··· Record set ···

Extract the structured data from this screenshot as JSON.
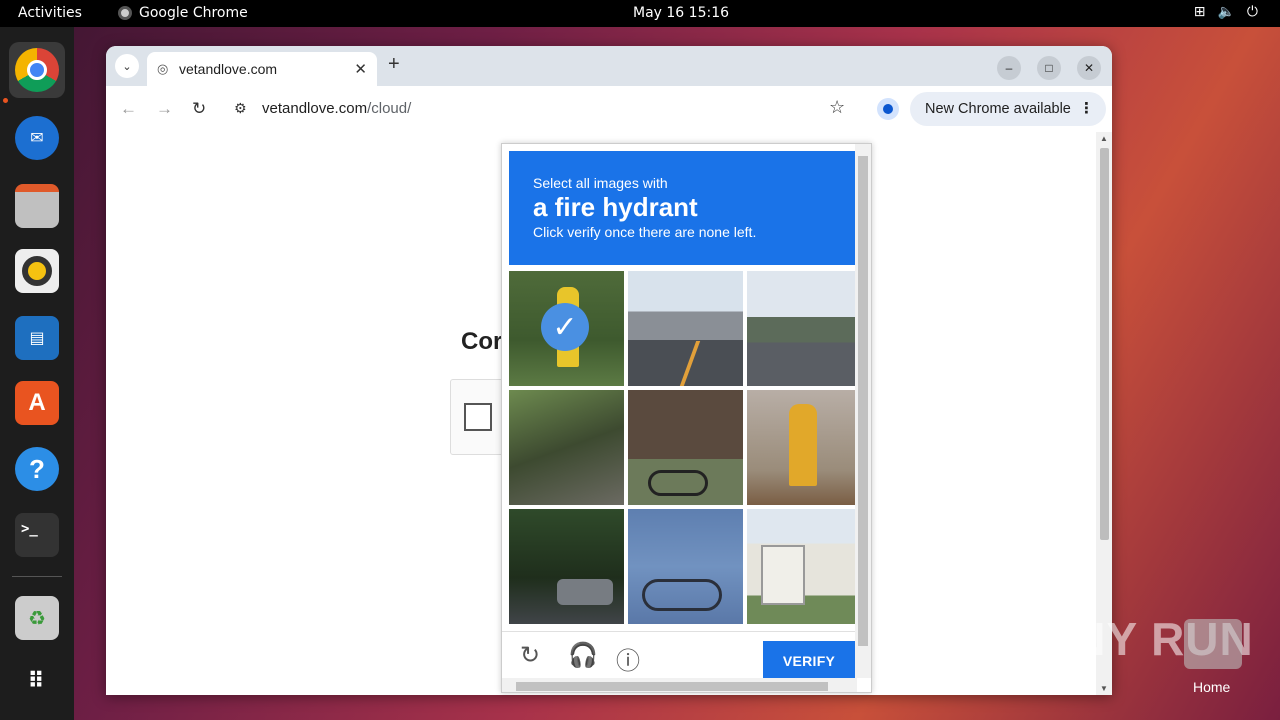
{
  "topbar": {
    "activities": "Activities",
    "app_name": "Google Chrome",
    "clock": "May 16  15:16",
    "tray_icons": [
      "network-icon",
      "volume-icon",
      "power-icon"
    ]
  },
  "dock": {
    "items": [
      "chrome-icon",
      "thunderbird-icon",
      "files-icon",
      "rhythmbox-icon",
      "libreoffice-writer-icon",
      "app-center-icon",
      "help-icon",
      "terminal-icon",
      "trash-icon",
      "app-grid-icon"
    ]
  },
  "browser": {
    "tab_title": "vetandlove.com",
    "url_host": "vetandlove.com",
    "url_path": "/cloud/",
    "update_label": "New Chrome available"
  },
  "page": {
    "heading_partial": "Cor"
  },
  "captcha": {
    "line1": "Select all images with",
    "line2": "a fire hydrant",
    "line3": "Click verify once there are none left.",
    "verify_label": "VERIFY",
    "tiles": [
      {
        "desc": "yellow fire hydrant in grass",
        "selected": true
      },
      {
        "desc": "street with cars",
        "selected": false
      },
      {
        "desc": "road with wall",
        "selected": false
      },
      {
        "desc": "stairs with plants",
        "selected": false
      },
      {
        "desc": "bicycle by building",
        "selected": false
      },
      {
        "desc": "yellow fire hydrant on ground",
        "selected": false
      },
      {
        "desc": "street with car and trees",
        "selected": false
      },
      {
        "desc": "bicycle by blue wall",
        "selected": false
      },
      {
        "desc": "house with fence",
        "selected": false
      }
    ]
  },
  "desktop": {
    "watermark": "ANY RUN",
    "home_label": "Home"
  }
}
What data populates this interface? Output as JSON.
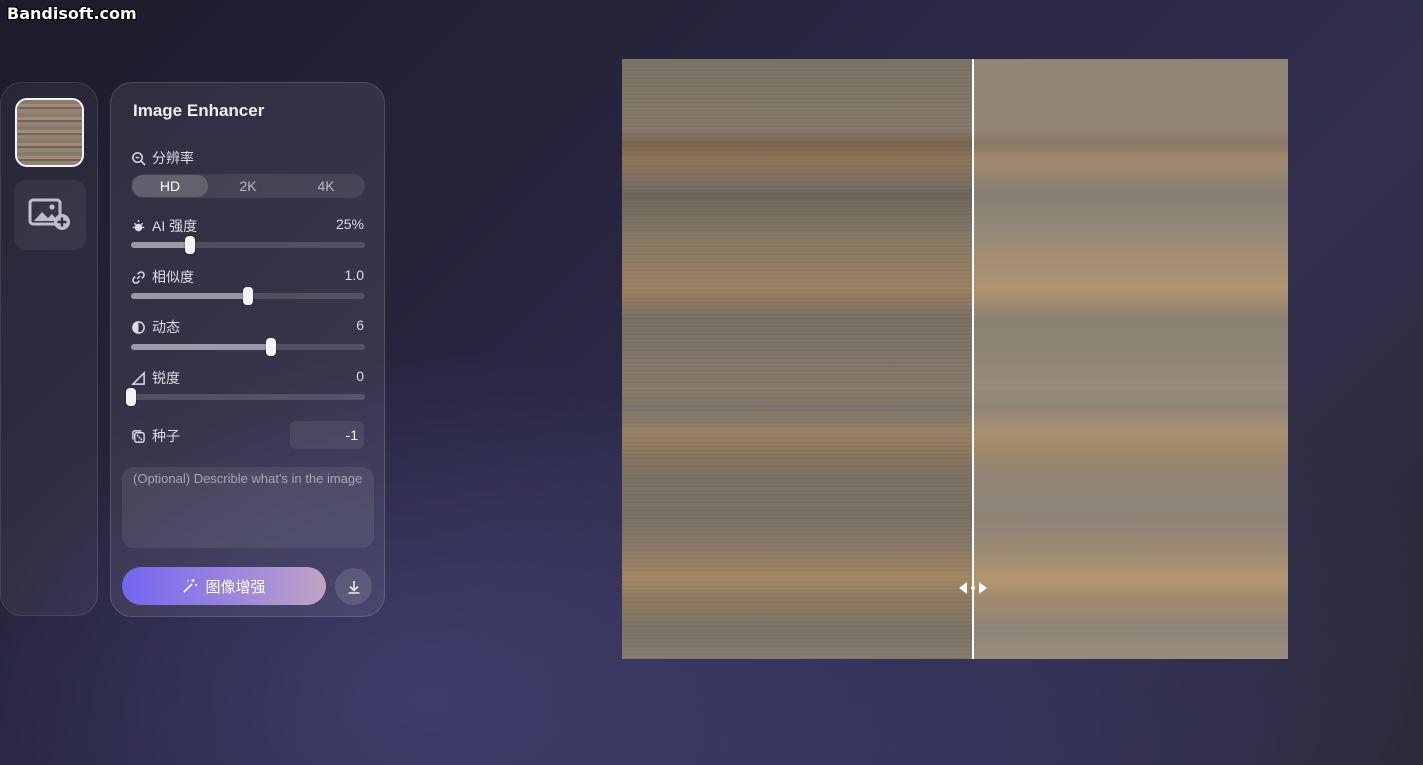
{
  "watermark": "Bandisoft.com",
  "panel": {
    "title": "Image Enhancer",
    "resolution": {
      "label": "分辨率",
      "options": [
        "HD",
        "2K",
        "4K"
      ],
      "selected": "HD"
    },
    "ai_strength": {
      "label": "AI 强度",
      "value": "25%",
      "fraction": 0.25
    },
    "similarity": {
      "label": "相似度",
      "value": "1.0",
      "fraction": 0.5
    },
    "dynamic": {
      "label": "动态",
      "value": "6",
      "fraction": 0.6
    },
    "sharpness": {
      "label": "锐度",
      "value": "0",
      "fraction": 0.0
    },
    "seed": {
      "label": "种子",
      "value": "-1"
    },
    "description": {
      "placeholder": "(Optional) Describle what's in the image"
    },
    "enhance_button": "图像增强"
  },
  "compare": {
    "split_fraction": 0.527
  }
}
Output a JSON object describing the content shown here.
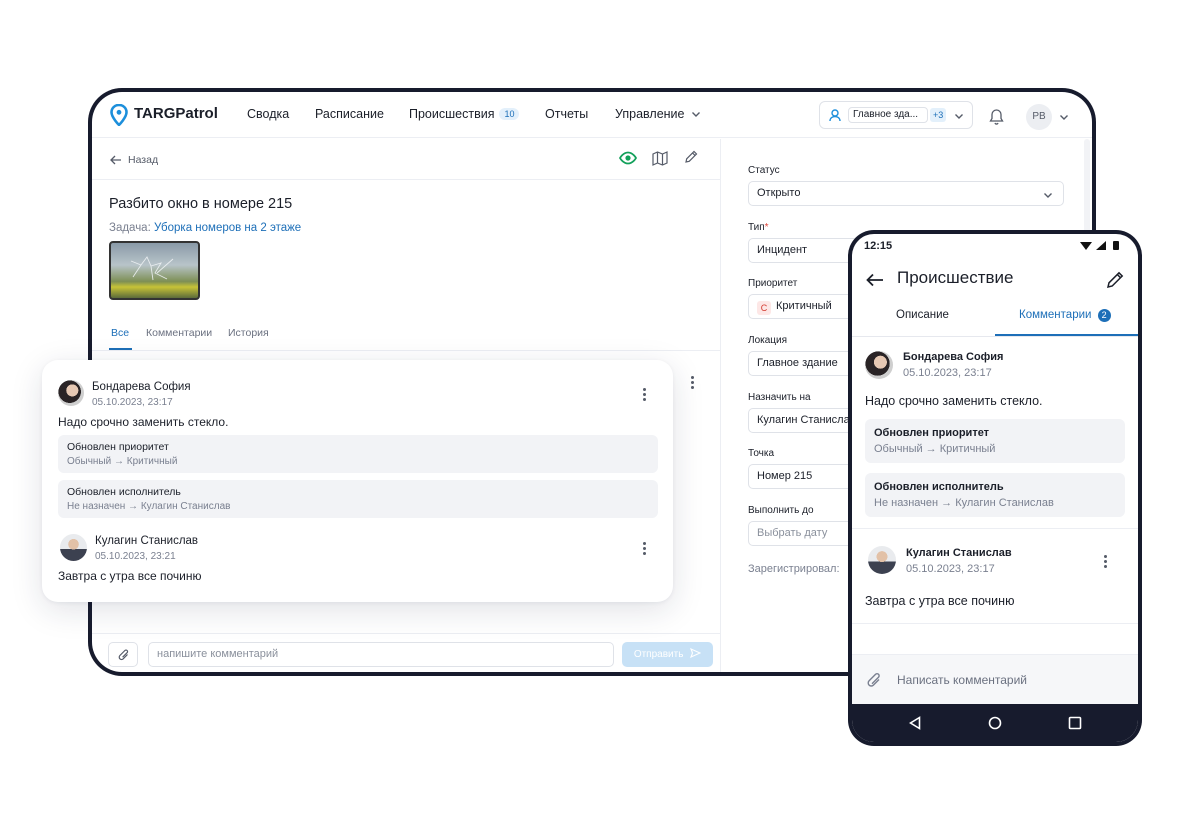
{
  "app": {
    "brand": "TARGPatrol",
    "nav": [
      {
        "label": "Сводка"
      },
      {
        "label": "Расписание"
      },
      {
        "label": "Происшествия",
        "badge": "10"
      },
      {
        "label": "Отчеты"
      },
      {
        "label": "Управление"
      }
    ],
    "building_chip": "Главное зда...",
    "building_more": "+3",
    "user_initials": "PB"
  },
  "incident": {
    "back_label": "Назад",
    "title": "Разбито окно в номере 215",
    "task_label": "Задача:",
    "task_link": "Уборка номеров на 2 этаже",
    "tabs": [
      "Все",
      "Комментарии",
      "История"
    ],
    "comment_placeholder": "напишите комментарий",
    "send_label": "Отправить"
  },
  "fields": {
    "status": {
      "label": "Статус",
      "value": "Открыто"
    },
    "type": {
      "label": "Тип",
      "required_mark": "*",
      "value": "Инцидент"
    },
    "priority": {
      "label": "Приоритет",
      "value": "Критичный",
      "tag": "C"
    },
    "location": {
      "label": "Локация",
      "value": "Главное здание"
    },
    "assignee": {
      "label": "Назначить на",
      "value": "Кулагин Станислав"
    },
    "point": {
      "label": "Точка",
      "value": "Номер 215"
    },
    "due": {
      "label": "Выполнить до",
      "placeholder": "Выбрать дату"
    },
    "registered_label": "Зарегистрировал:"
  },
  "comments": [
    {
      "author": "Бондарева София",
      "date": "05.10.2023, 23:17",
      "text": "Надо срочно заменить стекло.",
      "updates": [
        {
          "title": "Обновлен приоритет",
          "change": "Обычный → Критичный"
        },
        {
          "title": "Обновлен исполнитель",
          "change": "Не назначен → Кулагин Станислав"
        }
      ]
    },
    {
      "author": "Кулагин Станислав",
      "date": "05.10.2023, 23:21",
      "text": "Завтра с утра все починю"
    }
  ],
  "phone": {
    "time": "12:15",
    "title": "Происшествие",
    "tabs": [
      "Описание",
      "Комментарии"
    ],
    "comments_count": "2",
    "second_comment_date": "05.10.2023, 23:17",
    "write_placeholder": "Написать комментарий"
  },
  "colors": {
    "accent": "#1d6fb8",
    "eye_green": "#12a05a",
    "dark_frame": "#171b2d"
  }
}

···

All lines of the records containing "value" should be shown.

### Your solution
      "value": "25%",
      "value": "1.0",
      "value": "6",
      "value": "0",
      "value": "-1"
      "value": "Открыто"
      "value": "Инцидент"
      "value": "Критичный",
      "value": "Главное здание"
      "value": "Кулагин Станислав"
      "value": "Номер 215"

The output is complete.